• [EXERCISE OBJECTIVE]: Retype the whole listing, please, keeping every line exact and dropping the pictures.

• [THE INPUT]:
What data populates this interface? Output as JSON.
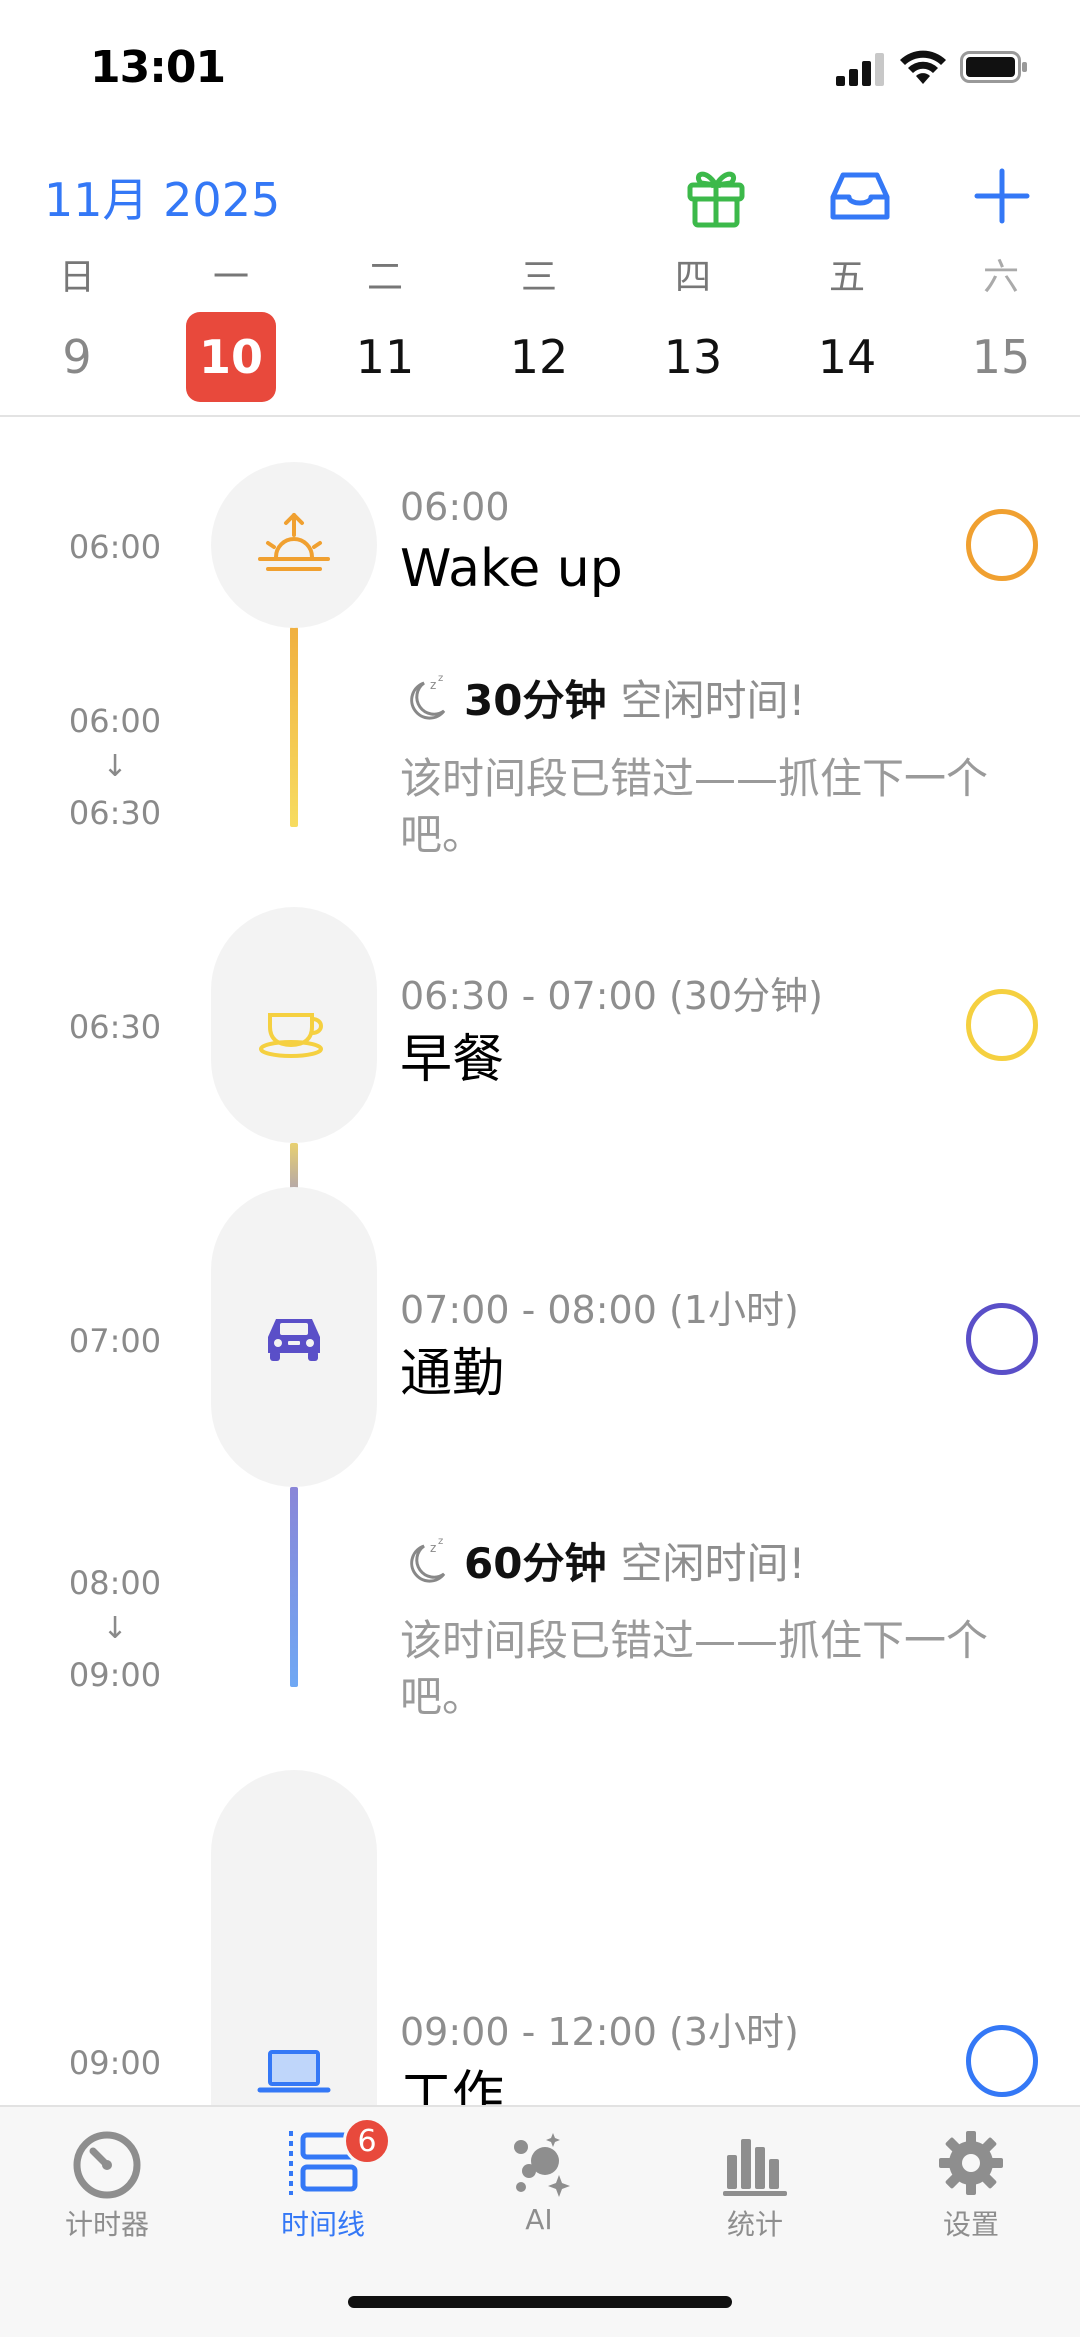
{
  "status_bar": {
    "time": "13:01"
  },
  "header": {
    "month_title": "11月 2025",
    "gift_icon": "gift-icon",
    "inbox_icon": "inbox-icon",
    "add_icon": "plus-icon",
    "accent": "#3478F6"
  },
  "week": {
    "weekdays": [
      "日",
      "一",
      "二",
      "三",
      "四",
      "五",
      "六"
    ],
    "dates": [
      "9",
      "10",
      "11",
      "12",
      "13",
      "14",
      "15"
    ],
    "selected_date": "10",
    "selected_color": "#E8493C"
  },
  "timeline": {
    "events": [
      {
        "time_label": "06:00",
        "time_range": "06:00",
        "title": "Wake up",
        "icon": "sunrise-icon",
        "color": "#F0A030"
      },
      {
        "time_label": "06:30",
        "time_range": "06:30 - 07:00 (30分钟)",
        "title": "早餐",
        "icon": "coffee-cup-icon",
        "color": "#F5D040"
      },
      {
        "time_label": "07:00",
        "time_range": "07:00 - 08:00 (1小时)",
        "title": "通勤",
        "icon": "car-icon",
        "color": "#5A4FC8"
      },
      {
        "time_label": "09:00",
        "time_range": "09:00 - 12:00 (3小时)",
        "title": "工作",
        "icon": "laptop-icon",
        "color": "#3478F6"
      }
    ],
    "free_slots": [
      {
        "start": "06:00",
        "arrow": "↓",
        "end": "06:30",
        "duration": "30分钟",
        "label": "空闲时间!",
        "note": "该时间段已错过——抓住下一个吧。",
        "icon": "sleep-moon-icon"
      },
      {
        "start": "08:00",
        "arrow": "↓",
        "end": "09:00",
        "duration": "60分钟",
        "label": "空闲时间!",
        "note": "该时间段已错过——抓住下一个吧。",
        "icon": "sleep-moon-icon"
      }
    ]
  },
  "tabbar": {
    "tabs": [
      {
        "label": "计时器",
        "icon": "timer-icon"
      },
      {
        "label": "时间线",
        "icon": "timeline-icon",
        "badge": "6",
        "active": true
      },
      {
        "label": "AI",
        "icon": "ai-sparkle-icon"
      },
      {
        "label": "统计",
        "icon": "stats-bars-icon"
      },
      {
        "label": "设置",
        "icon": "gear-icon"
      }
    ],
    "active_color": "#3478F6"
  }
}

• [ANSWER TO THE PROBLEM]:
What data populates this interface? Output as JSON.
{
  "status_bar": {
    "time": "13:01"
  },
  "header": {
    "month_title": "11月 2025",
    "gift_icon": "gift-icon",
    "inbox_icon": "inbox-icon",
    "add_icon": "plus-icon",
    "accent": "#3478F6"
  },
  "week": {
    "weekdays": [
      "日",
      "一",
      "二",
      "三",
      "四",
      "五",
      "六"
    ],
    "dates": [
      "9",
      "10",
      "11",
      "12",
      "13",
      "14",
      "15"
    ],
    "selected_date": "10",
    "selected_color": "#E8493C"
  },
  "timeline": {
    "events": [
      {
        "time_label": "06:00",
        "time_range": "06:00",
        "title": "Wake up",
        "icon": "sunrise-icon",
        "color": "#F0A030"
      },
      {
        "time_label": "06:30",
        "time_range": "06:30 - 07:00 (30分钟)",
        "title": "早餐",
        "icon": "coffee-cup-icon",
        "color": "#F5D040"
      },
      {
        "time_label": "07:00",
        "time_range": "07:00 - 08:00 (1小时)",
        "title": "通勤",
        "icon": "car-icon",
        "color": "#5A4FC8"
      },
      {
        "time_label": "09:00",
        "time_range": "09:00 - 12:00 (3小时)",
        "title": "工作",
        "icon": "laptop-icon",
        "color": "#3478F6"
      }
    ],
    "free_slots": [
      {
        "start": "06:00",
        "arrow": "↓",
        "end": "06:30",
        "duration": "30分钟",
        "label": "空闲时间!",
        "note": "该时间段已错过——抓住下一个吧。",
        "icon": "sleep-moon-icon"
      },
      {
        "start": "08:00",
        "arrow": "↓",
        "end": "09:00",
        "duration": "60分钟",
        "label": "空闲时间!",
        "note": "该时间段已错过——抓住下一个吧。",
        "icon": "sleep-moon-icon"
      }
    ]
  },
  "tabbar": {
    "tabs": [
      {
        "label": "计时器",
        "icon": "timer-icon"
      },
      {
        "label": "时间线",
        "icon": "timeline-icon",
        "badge": "6",
        "active": true
      },
      {
        "label": "AI",
        "icon": "ai-sparkle-icon"
      },
      {
        "label": "统计",
        "icon": "stats-bars-icon"
      },
      {
        "label": "设置",
        "icon": "gear-icon"
      }
    ],
    "active_color": "#3478F6"
  }
}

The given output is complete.